Linux is an open source operating system that appeared back in the 1990’s possibly earlier. I’ve been using Linux in one form or another off and on since about 1993. In the early days it was just a command line system much like MS-DOS was around about that time before the days of Windows 3.1… yes computers haven’t always had a graphical user interface!
Back in the 1990’s I used Linux to run my amateur radio packet radio mailbox system a fairly niche application but at the time given the technology available it worked well and it supported all the different protocols I needed. I ran the mailbox until late 2003 and then due to a decline in users on the system coupled with a change to our house layout I closed the system down and more or less forgot about Linux. During my year off work in 2004/2005 I revisited Linux, by this time using Ubuntu with a full graphical user interface. Wow.. this is so much easier to install and use compared to the old systems I had been using.
I had bought an old PC with a small size hard disk fitted and I used it as a bit of an experimental machine, learn by my mistakes. If it went wrong then there was nothing in terms of data I was going to miss. So it was a great work horse to rediscover things on.
When we moved to France I had a big clear out of old PC’s that had been cluttering up the garage, I find it difficult to get rid of old working things! But I managed to rationalise what to keep and what to recycle, removing the hard drives and any memory and then cycling what was left.
Having cut my teeth on my old desktop machine and learnt how to set up Ubuntu I thought time to look at the remainder of the old machines we had. All Windows XP machines, all getting a little old and slower and slower. I picked the worse culprit… a Dell Inspiron 6000 laptop we had bought this machine in early 2005, but by 2009 it had almost become unusable on a daily basis, 20 minute plus boot times and running at a snails pace afterwards. We had both bought small lighter netbooks so the Dell sat in it’s carry case not doing anything.
I pulled it out and cleared any wanted data off it. Dropped an Ubuntu CD in to the drive and rebooted the machine. Tested it out first Wifi worked, Bluetooth worked, the trackpad and keyboard all worked so I carried on and did a full install of Ubuntu clearing the hard drive completely. The machine was instantly transformed in to a useable machine again. I don’t carry it around alot it tends to sit in our lounge and I use it whilst watching TV, but I use it on our longer trips back to UK, the bigger screen helps when editing documents.

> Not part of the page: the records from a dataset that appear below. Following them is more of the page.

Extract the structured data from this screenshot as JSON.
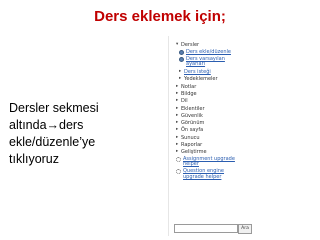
{
  "slide": {
    "title": "Ders eklemek için;",
    "body_lines": [
      "Dersler sekmesi",
      "altında",
      "ders",
      "ekle/düzenle’ye",
      "tıklıyoruz"
    ],
    "arrow": "→"
  },
  "tree": {
    "dersler": "Dersler",
    "ders_ekle": "Ders ekle/düzenle",
    "ders_varsayilan_1": "Ders varsayılan",
    "ders_varsayilan_2": "ayarları",
    "ders_istegi": "Ders isteği",
    "yedeklemeler": "Yedeklemeler",
    "items": [
      "Notlar",
      "Bildge",
      "Dil",
      "Eklentiler",
      "Güvenlik",
      "Görünüm",
      "Ön sayfa",
      "Sunucu",
      "Raporlar",
      "Geliştirme"
    ],
    "assignment_1": "Assignment upgrade",
    "assignment_2": "helper",
    "question_1": "Question engine",
    "question_2": "upgrade helper"
  },
  "search": {
    "button": "Ara"
  }
}
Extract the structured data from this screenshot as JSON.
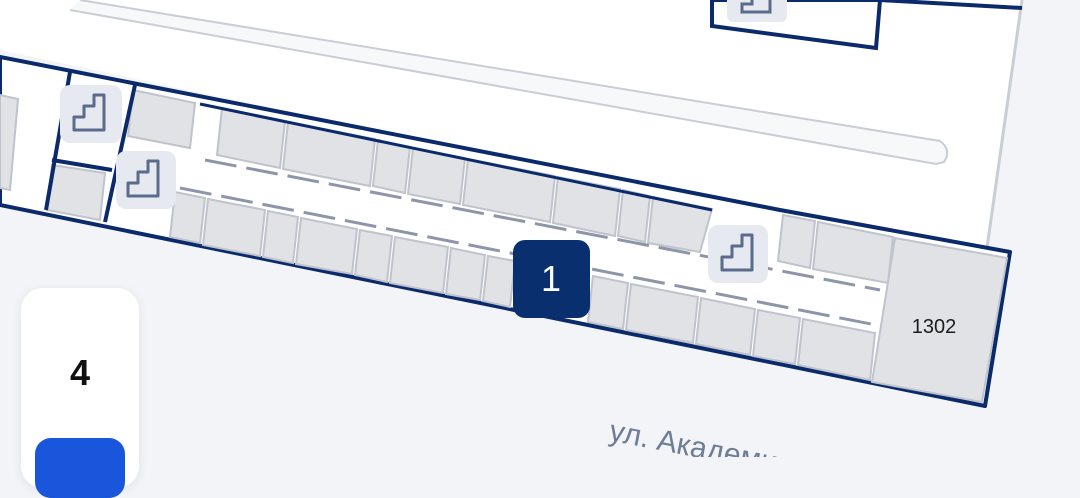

As you might expect the battery life isn’t anything to boast about, but the machine all works.
I’ve recently installed Ubuntu on another redundant desktop machine, this one was a bit more powerful, this time I installed it as a dual boot system, retaining XP on the machine and adding Ubuntu. When the machine starts you choose which operating system you want to use and off you go. All of my previous installs have been a complete install over the top of the previous operating system.
So how do you get running with Ubuntu? Well you need a PC obviously, ideally not your main machine, if you are a beginner then anything under 10 years old will be suitable It needs to have at least 5GB of free space on the hard drive if you are going to dual boot the system, 500MB of memory is the minimum recommended specification to run Ubuntu comfortably, more helps of course.
Download the software from the Ubuntu site, it’s free, but you can make a small donation if you wish. You can then create a bootable CD or USB drive The USB memory key needs to be about 4GB in size to work.
Put the CD in or plug in the USB memory key and start up the machine, if it boots in to the existing operating system you might need to start again and go in to the BIOS settings (F10 typically) to make sure that booting from CD or USB is enabled.
Wait a short while for Ubuntu to load and then you will be offered the chance to run Ubuntu or install it.
You will be running it from the CD if you pick the first option, it might be a little slow but it will give you some confidence that the machine is working and all the interfaces are working before you take the big leap and install Ubuntu.
So are there any disadvantages to using Ubuntu? Nothing really I can do most things without any issues, the installation includes things like Thunderbird, Firebox, Libre Office and a loads of other applications. Other applications are easy to install from the software centre. With the Dell I have a reasonable amount of memory installed (2 GB) and a reasonable size hard drive (only 80 GB) but if you have something bigger or more powerful naturally you will benefit. Plugging in my digital camera I was able to download the pictures off of it without needing to add any additional software. I can send emails and browse the web in exactly the same way as any other machine in the house.
The user interface is a little different, but with a few tweaks to the system it becomes second nature and you don’t have to remember or think ‘oh this is Ubuntu, how do I do this’ you just use the machine in much the same way as I do my iMac or a Windows XP machine.
I added some more memory to the desktop machine I recently converted to dual boot and it’s a very handy machine to have along side my iMac I use XP for a few legacy systems which I’m still in the process of getting working on Ubuntu. But the Ubuntu side of the machine is working well and it’s very quick.
If you haven’t tried Ubuntu yet you should give it a try…